Given data:
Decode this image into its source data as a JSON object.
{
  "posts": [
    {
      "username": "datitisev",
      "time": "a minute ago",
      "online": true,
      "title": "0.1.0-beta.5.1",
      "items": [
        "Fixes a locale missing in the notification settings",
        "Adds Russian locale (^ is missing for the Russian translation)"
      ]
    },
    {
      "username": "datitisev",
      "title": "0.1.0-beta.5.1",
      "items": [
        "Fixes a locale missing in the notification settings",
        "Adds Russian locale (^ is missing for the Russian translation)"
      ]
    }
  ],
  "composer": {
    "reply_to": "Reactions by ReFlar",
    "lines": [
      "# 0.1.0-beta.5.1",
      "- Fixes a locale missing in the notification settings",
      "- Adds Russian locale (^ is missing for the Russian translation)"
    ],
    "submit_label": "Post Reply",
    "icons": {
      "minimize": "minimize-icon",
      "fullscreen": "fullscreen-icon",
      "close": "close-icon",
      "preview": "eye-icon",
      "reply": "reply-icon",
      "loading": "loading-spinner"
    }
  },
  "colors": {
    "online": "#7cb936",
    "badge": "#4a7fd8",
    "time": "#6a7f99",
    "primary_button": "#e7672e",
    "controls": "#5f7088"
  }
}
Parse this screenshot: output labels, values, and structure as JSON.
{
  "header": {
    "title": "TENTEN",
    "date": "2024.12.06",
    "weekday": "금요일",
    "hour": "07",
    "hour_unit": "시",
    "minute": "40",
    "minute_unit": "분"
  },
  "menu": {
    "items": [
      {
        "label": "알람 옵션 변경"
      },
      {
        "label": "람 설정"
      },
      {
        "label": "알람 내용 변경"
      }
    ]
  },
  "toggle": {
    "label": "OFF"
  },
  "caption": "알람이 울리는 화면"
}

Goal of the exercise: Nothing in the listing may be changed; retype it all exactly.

Solution to the problem:
Decode this image into its source data as a JSON object.
{
  "posts": [
    {
      "username": "datitisev",
      "time": "a minute ago",
      "online": true,
      "title": "0.1.0-beta.5.1",
      "items": [
        "Fixes a locale missing in the notification settings",
        "Adds Russian locale (^ is missing for the Russian translation)"
      ]
    },
    {
      "username": "datitisev",
      "title": "0.1.0-beta.5.1",
      "items": [
        "Fixes a locale missing in the notification settings",
        "Adds Russian locale (^ is missing for the Russian translation)"
      ]
    }
  ],
  "composer": {
    "reply_to": "Reactions by ReFlar",
    "lines": [
      "# 0.1.0-beta.5.1",
      "- Fixes a locale missing in the notification settings",
      "- Adds Russian locale (^ is missing for the Russian translation)"
    ],
    "submit_label": "Post Reply",
    "icons": {
      "minimize": "minimize-icon",
      "fullscreen": "fullscreen-icon",
      "close": "close-icon",
      "preview": "eye-icon",
      "reply": "reply-icon",
      "loading": "loading-spinner"
    }
  },
  "colors": {
    "online": "#7cb936",
    "badge": "#4a7fd8",
    "time": "#6a7f99",
    "primary_button": "#e7672e",
    "controls": "#5f7088"
  }
}
Parse this screenshot: output labels, values, and structure as JSON.
{
  "header": {
    "title": "TENTEN",
    "date": "2024.12.06",
    "weekday": "금요일",
    "hour": "07",
    "hour_unit": "시",
    "minute": "40",
    "minute_unit": "분"
  },
  "menu": {
    "items": [
      {
        "label": "알람 옵션 변경"
      },
      {
        "label": "람 설정"
      },
      {
        "label": "알람 내용 변경"
      }
    ]
  },
  "toggle": {
    "label": "OFF"
  },
  "caption": "알람이 울리는 화면"
}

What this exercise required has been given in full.